- **EXERCISE PROMPT**: The response should be an exact repetition of all the entries.

>>>>

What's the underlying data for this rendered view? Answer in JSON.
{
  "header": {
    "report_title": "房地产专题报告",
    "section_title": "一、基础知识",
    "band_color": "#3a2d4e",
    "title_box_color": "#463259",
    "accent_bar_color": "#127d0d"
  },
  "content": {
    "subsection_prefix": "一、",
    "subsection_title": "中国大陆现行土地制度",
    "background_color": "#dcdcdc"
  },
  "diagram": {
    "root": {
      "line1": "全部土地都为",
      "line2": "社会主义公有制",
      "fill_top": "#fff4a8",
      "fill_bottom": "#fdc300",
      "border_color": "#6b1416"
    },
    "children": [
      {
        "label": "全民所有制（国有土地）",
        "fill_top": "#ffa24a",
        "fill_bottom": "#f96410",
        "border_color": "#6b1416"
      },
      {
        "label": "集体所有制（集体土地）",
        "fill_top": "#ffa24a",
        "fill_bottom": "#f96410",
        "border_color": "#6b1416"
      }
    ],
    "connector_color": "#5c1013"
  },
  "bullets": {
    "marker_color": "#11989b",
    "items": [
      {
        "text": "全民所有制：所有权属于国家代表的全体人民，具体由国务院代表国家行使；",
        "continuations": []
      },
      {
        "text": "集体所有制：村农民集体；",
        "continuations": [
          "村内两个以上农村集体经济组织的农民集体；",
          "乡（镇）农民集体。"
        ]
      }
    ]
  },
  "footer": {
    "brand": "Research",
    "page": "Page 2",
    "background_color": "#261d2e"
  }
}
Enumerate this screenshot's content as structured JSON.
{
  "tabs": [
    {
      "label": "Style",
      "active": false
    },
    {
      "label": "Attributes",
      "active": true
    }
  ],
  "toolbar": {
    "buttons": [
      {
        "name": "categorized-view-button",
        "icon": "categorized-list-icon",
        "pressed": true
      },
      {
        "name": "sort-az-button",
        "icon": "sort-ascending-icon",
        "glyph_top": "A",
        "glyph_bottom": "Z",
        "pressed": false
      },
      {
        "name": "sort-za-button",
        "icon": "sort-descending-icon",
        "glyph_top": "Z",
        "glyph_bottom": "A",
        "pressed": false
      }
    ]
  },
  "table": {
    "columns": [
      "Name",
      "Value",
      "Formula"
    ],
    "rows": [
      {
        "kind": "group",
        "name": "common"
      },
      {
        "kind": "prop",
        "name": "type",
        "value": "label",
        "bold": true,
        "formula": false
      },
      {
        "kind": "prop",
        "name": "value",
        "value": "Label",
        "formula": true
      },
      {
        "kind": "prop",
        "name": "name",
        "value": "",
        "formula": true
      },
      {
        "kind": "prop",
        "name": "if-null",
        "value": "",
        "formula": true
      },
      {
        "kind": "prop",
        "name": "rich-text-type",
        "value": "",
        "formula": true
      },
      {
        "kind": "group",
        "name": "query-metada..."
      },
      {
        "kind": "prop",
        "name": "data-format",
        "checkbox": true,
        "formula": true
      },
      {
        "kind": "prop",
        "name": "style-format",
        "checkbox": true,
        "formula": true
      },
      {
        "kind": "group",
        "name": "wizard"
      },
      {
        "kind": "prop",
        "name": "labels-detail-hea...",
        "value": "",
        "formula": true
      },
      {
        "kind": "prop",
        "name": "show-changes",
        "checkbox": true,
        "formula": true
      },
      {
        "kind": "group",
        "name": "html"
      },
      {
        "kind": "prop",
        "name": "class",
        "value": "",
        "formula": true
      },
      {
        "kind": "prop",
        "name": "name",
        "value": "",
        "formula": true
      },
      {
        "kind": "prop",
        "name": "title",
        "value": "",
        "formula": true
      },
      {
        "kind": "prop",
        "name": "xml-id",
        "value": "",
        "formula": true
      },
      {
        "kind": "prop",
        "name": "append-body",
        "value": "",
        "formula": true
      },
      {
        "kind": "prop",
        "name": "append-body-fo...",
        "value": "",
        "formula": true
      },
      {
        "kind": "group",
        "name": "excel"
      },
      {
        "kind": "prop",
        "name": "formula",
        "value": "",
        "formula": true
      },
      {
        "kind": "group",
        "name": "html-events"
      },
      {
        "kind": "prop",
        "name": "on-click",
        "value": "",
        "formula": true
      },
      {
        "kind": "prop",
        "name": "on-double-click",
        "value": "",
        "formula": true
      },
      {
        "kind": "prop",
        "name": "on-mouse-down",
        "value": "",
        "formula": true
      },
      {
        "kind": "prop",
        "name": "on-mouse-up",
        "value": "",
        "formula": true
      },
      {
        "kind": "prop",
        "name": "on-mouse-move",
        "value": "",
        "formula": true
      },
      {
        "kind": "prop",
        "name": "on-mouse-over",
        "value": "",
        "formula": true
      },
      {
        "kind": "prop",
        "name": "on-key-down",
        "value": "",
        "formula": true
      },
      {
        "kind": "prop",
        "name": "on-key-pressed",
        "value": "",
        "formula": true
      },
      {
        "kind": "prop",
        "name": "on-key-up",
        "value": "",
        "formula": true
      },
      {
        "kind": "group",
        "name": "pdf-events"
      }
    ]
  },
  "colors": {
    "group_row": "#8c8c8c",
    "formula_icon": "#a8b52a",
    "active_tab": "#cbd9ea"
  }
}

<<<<

- **FINAL ANSWER**:
What's the underlying data for this rendered view? Answer in JSON.
{
  "header": {
    "report_title": "房地产专题报告",
    "section_title": "一、基础知识",
    "band_color": "#3a2d4e",
    "title_box_color": "#463259",
    "accent_bar_color": "#127d0d"
  },
  "content": {
    "subsection_prefix": "一、",
    "subsection_title": "中国大陆现行土地制度",
    "background_color": "#dcdcdc"
  },
  "diagram": {
    "root": {
      "line1": "全部土地都为",
      "line2": "社会主义公有制",
      "fill_top": "#fff4a8",
      "fill_bottom": "#fdc300",
      "border_color": "#6b1416"
    },
    "children": [
      {
        "label": "全民所有制（国有土地）",
        "fill_top": "#ffa24a",
        "fill_bottom": "#f96410",
        "border_color": "#6b1416"
      },
      {
        "label": "集体所有制（集体土地）",
        "fill_top": "#ffa24a",
        "fill_bottom": "#f96410",
        "border_color": "#6b1416"
      }
    ],
    "connector_color": "#5c1013"
  },
  "bullets": {
    "marker_color": "#11989b",
    "items": [
      {
        "text": "全民所有制：所有权属于国家代表的全体人民，具体由国务院代表国家行使；",
        "continuations": []
      },
      {
        "text": "集体所有制：村农民集体；",
        "continuations": [
          "村内两个以上农村集体经济组织的农民集体；",
          "乡（镇）农民集体。"
        ]
      }
    ]
  },
  "footer": {
    "brand": "Research",
    "page": "Page 2",
    "background_color": "#261d2e"
  }
}
Enumerate this screenshot's content as structured JSON.
{
  "tabs": [
    {
      "label": "Style",
      "active": false
    },
    {
      "label": "Attributes",
      "active": true
    }
  ],
  "toolbar": {
    "buttons": [
      {
        "name": "categorized-view-button",
        "icon": "categorized-list-icon",
        "pressed": true
      },
      {
        "name": "sort-az-button",
        "icon": "sort-ascending-icon",
        "glyph_top": "A",
        "glyph_bottom": "Z",
        "pressed": false
      },
      {
        "name": "sort-za-button",
        "icon": "sort-descending-icon",
        "glyph_top": "Z",
        "glyph_bottom": "A",
        "pressed": false
      }
    ]
  },
  "table": {
    "columns": [
      "Name",
      "Value",
      "Formula"
    ],
    "rows": [
      {
        "kind": "group",
        "name": "common"
      },
      {
        "kind": "prop",
        "name": "type",
        "value": "label",
        "bold": true,
        "formula": false
      },
      {
        "kind": "prop",
        "name": "value",
        "value": "Label",
        "formula": true
      },
      {
        "kind": "prop",
        "name": "name",
        "value": "",
        "formula": true
      },
      {
        "kind": "prop",
        "name": "if-null",
        "value": "",
        "formula": true
      },
      {
        "kind": "prop",
        "name": "rich-text-type",
        "value": "",
        "formula": true
      },
      {
        "kind": "group",
        "name": "query-metada..."
      },
      {
        "kind": "prop",
        "name": "data-format",
        "checkbox": true,
        "formula": true
      },
      {
        "kind": "prop",
        "name": "style-format",
        "checkbox": true,
        "formula": true
      },
      {
        "kind": "group",
        "name": "wizard"
      },
      {
        "kind": "prop",
        "name": "labels-detail-hea...",
        "value": "",
        "formula": true
      },
      {
        "kind": "prop",
        "name": "show-changes",
        "checkbox": true,
        "formula": true
      },
      {
        "kind": "group",
        "name": "html"
      },
      {
        "kind": "prop",
        "name": "class",
        "value": "",
        "formula": true
      },
      {
        "kind": "prop",
        "name": "name",
        "value": "",
        "formula": true
      },
      {
        "kind": "prop",
        "name": "title",
        "value": "",
        "formula": true
      },
      {
        "kind": "prop",
        "name": "xml-id",
        "value": "",
        "formula": true
      },
      {
        "kind": "prop",
        "name": "append-body",
        "value": "",
        "formula": true
      },
      {
        "kind": "prop",
        "name": "append-body-fo...",
        "value": "",
        "formula": true
      },
      {
        "kind": "group",
        "name": "excel"
      },
      {
        "kind": "prop",
        "name": "formula",
        "value": "",
        "formula": true
      },
      {
        "kind": "group",
        "name": "html-events"
      },
      {
        "kind": "prop",
        "name": "on-click",
        "value": "",
        "formula": true
      },
      {
        "kind": "prop",
        "name": "on-double-click",
        "value": "",
        "formula": true
      },
      {
        "kind": "prop",
        "name": "on-mouse-down",
        "value": "",
        "formula": true
      },
      {
        "kind": "prop",
        "name": "on-mouse-up",
        "value": "",
        "formula": true
      },
      {
        "kind": "prop",
        "name": "on-mouse-move",
        "value": "",
        "formula": true
      },
      {
        "kind": "prop",
        "name": "on-mouse-over",
        "value": "",
        "formula": true
      },
      {
        "kind": "prop",
        "name": "on-key-down",
        "value": "",
        "formula": true
      },
      {
        "kind": "prop",
        "name": "on-key-pressed",
        "value": "",
        "formula": true
      },
      {
        "kind": "prop",
        "name": "on-key-up",
        "value": "",
        "formula": true
      },
      {
        "kind": "group",
        "name": "pdf-events"
      }
    ]
  },
  "colors": {
    "group_row": "#8c8c8c",
    "formula_icon": "#a8b52a",
    "active_tab": "#cbd9ea"
  }
}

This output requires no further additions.